AIM OF THE TASK =>
Every line of the entries below that carries the string "Minhas" should be copied.

Component data from apps and pages =>

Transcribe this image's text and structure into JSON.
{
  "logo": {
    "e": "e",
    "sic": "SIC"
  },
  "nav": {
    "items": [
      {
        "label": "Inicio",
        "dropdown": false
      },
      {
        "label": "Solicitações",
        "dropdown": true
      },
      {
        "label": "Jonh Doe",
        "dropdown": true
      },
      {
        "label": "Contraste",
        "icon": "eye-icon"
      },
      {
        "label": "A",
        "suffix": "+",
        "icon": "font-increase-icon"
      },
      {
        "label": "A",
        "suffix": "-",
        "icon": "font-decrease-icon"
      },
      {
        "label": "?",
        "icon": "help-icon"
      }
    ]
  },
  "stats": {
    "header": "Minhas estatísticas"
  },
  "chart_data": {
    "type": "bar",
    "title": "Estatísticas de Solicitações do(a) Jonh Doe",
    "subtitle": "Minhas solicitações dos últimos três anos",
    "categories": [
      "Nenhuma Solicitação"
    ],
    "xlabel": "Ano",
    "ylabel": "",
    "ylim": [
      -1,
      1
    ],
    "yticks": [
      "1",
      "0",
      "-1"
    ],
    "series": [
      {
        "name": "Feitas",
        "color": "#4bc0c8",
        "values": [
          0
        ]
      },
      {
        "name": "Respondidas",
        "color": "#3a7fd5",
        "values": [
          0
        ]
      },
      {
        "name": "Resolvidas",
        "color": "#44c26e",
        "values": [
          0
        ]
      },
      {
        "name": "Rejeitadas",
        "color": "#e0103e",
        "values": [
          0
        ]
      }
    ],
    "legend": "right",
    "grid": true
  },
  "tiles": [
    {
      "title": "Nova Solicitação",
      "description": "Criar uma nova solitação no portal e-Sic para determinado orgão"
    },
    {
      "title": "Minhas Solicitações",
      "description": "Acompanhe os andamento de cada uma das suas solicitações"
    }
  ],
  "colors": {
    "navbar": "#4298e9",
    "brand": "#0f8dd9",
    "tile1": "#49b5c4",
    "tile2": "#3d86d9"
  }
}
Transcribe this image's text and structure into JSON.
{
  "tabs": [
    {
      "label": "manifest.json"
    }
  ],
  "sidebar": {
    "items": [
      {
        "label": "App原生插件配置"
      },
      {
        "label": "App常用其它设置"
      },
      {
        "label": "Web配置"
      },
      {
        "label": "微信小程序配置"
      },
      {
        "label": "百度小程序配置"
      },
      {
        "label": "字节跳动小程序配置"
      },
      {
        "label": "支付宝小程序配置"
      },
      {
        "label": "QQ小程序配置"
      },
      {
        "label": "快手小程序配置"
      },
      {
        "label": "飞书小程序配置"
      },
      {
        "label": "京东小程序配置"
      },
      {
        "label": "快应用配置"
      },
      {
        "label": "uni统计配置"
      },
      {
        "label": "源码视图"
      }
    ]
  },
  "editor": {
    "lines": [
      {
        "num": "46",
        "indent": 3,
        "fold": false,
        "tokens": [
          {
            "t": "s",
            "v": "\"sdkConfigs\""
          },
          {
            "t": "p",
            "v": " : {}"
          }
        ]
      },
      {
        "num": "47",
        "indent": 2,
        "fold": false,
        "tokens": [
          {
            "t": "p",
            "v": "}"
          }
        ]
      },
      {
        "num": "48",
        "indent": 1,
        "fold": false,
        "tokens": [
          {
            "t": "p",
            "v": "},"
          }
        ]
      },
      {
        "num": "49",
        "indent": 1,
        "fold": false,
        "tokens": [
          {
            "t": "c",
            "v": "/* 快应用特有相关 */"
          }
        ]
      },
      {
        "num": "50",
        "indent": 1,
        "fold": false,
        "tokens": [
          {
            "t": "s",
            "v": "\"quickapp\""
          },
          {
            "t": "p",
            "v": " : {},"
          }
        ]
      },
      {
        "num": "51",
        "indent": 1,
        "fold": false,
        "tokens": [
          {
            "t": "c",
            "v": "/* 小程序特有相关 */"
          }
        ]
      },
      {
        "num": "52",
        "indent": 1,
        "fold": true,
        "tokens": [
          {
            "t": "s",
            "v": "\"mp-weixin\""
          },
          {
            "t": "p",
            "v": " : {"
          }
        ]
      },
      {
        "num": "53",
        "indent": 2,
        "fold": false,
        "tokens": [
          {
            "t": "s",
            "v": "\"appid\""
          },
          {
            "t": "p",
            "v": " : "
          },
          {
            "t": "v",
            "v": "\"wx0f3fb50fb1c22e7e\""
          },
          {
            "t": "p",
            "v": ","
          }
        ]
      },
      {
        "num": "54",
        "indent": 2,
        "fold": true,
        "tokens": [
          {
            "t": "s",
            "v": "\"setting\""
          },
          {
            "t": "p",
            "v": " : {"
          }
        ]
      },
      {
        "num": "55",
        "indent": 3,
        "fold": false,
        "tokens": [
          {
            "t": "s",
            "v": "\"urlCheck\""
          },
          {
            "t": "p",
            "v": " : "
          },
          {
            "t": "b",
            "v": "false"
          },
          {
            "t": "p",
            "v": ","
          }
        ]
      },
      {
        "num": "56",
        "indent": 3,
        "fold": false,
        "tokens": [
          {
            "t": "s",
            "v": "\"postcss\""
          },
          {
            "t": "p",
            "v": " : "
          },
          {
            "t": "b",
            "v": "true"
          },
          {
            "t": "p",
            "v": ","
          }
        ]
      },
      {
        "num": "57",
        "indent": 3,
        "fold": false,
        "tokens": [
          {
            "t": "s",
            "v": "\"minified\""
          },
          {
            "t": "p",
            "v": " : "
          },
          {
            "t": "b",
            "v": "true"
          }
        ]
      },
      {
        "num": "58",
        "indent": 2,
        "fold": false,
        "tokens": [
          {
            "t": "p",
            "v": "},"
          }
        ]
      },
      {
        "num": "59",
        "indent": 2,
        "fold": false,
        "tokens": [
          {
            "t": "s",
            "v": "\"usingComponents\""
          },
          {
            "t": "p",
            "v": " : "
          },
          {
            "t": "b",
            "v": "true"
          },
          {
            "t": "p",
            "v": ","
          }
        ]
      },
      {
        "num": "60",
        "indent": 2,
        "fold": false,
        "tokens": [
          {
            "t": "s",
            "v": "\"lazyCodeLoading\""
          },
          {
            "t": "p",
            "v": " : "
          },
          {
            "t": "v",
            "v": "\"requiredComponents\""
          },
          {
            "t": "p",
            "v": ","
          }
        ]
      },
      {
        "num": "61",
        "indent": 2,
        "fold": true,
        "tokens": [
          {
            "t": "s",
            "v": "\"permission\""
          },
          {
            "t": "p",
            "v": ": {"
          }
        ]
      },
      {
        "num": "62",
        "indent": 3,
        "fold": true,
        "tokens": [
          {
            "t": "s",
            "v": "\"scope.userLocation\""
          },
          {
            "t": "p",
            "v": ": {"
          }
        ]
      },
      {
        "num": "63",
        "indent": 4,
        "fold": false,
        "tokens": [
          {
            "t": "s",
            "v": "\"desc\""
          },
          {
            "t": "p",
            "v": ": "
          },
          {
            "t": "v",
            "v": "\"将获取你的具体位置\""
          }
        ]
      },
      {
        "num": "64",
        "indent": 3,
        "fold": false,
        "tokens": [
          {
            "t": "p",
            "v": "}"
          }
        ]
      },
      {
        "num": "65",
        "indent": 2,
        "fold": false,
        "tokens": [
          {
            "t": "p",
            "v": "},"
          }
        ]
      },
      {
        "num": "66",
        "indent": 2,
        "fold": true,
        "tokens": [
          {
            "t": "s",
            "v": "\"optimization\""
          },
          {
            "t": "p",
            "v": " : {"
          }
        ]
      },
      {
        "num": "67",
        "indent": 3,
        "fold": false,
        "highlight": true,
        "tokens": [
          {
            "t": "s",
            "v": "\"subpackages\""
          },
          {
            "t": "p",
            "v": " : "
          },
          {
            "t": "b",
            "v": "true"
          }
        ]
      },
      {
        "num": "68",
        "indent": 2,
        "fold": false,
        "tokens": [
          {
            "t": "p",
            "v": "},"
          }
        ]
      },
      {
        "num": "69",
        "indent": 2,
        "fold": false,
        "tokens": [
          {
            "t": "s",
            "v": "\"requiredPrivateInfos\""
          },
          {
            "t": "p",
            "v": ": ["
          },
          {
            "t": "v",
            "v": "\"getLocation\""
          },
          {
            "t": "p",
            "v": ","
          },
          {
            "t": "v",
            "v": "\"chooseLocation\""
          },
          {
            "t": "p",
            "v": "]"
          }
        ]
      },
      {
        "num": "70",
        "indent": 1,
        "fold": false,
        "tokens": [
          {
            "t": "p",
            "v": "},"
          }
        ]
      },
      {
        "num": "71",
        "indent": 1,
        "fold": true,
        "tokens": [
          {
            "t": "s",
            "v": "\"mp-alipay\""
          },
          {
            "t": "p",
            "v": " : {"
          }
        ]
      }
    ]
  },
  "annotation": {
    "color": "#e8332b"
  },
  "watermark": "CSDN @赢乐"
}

ANSWER BOX =>
    "header": "Minhas estatísticas"
    "subtitle": "Minhas solicitações dos últimos três anos",
      "title": "Minhas Solicitações",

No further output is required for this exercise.